- Stored data -
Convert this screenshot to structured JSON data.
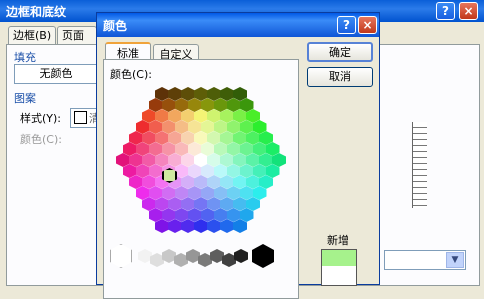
{
  "background_dialog": {
    "title": "边框和底纹",
    "tabs": [
      "边框(B)",
      "页面边"
    ],
    "fill_group": "填充",
    "fill_value": "无颜色",
    "pattern_group": "图案",
    "style_label": "样式(Y):",
    "style_value": "清",
    "color_label": "颜色(C):"
  },
  "color_dialog": {
    "title": "颜色",
    "help_glyph": "?",
    "close_glyph": "×",
    "tabs": [
      "标准",
      "自定义"
    ],
    "colors_label": "颜色(C):",
    "ok_label": "确定",
    "cancel_label": "取消",
    "new_label": "新增",
    "new_color": "#a6f28c",
    "selected_color": "#cfe8a0"
  }
}
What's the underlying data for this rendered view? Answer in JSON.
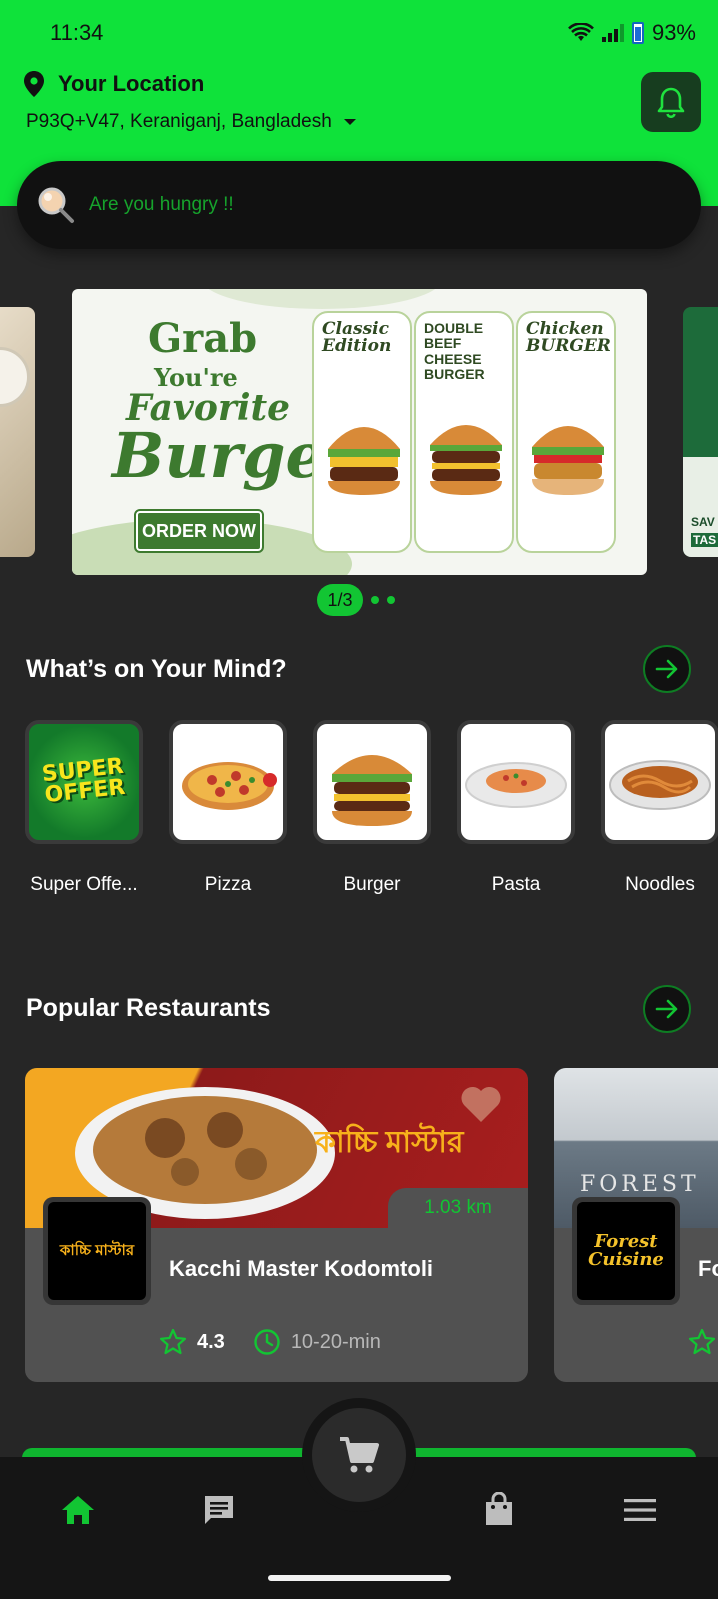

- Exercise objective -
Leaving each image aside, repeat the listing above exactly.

- Response area -
Convert this screenshot to structured JSON data.
{
  "background_dialog": {
    "title": "边框和底纹",
    "tabs": [
      "边框(B)",
      "页面边"
    ],
    "fill_group": "填充",
    "fill_value": "无颜色",
    "pattern_group": "图案",
    "style_label": "样式(Y):",
    "style_value": "清",
    "color_label": "颜色(C):"
  },
  "color_dialog": {
    "title": "颜色",
    "help_glyph": "?",
    "close_glyph": "×",
    "tabs": [
      "标准",
      "自定义"
    ],
    "colors_label": "颜色(C):",
    "ok_label": "确定",
    "cancel_label": "取消",
    "new_label": "新增",
    "new_color": "#a6f28c",
    "selected_color": "#cfe8a0"
  }
}
What's the underlying data for this rendered view? Answer in JSON.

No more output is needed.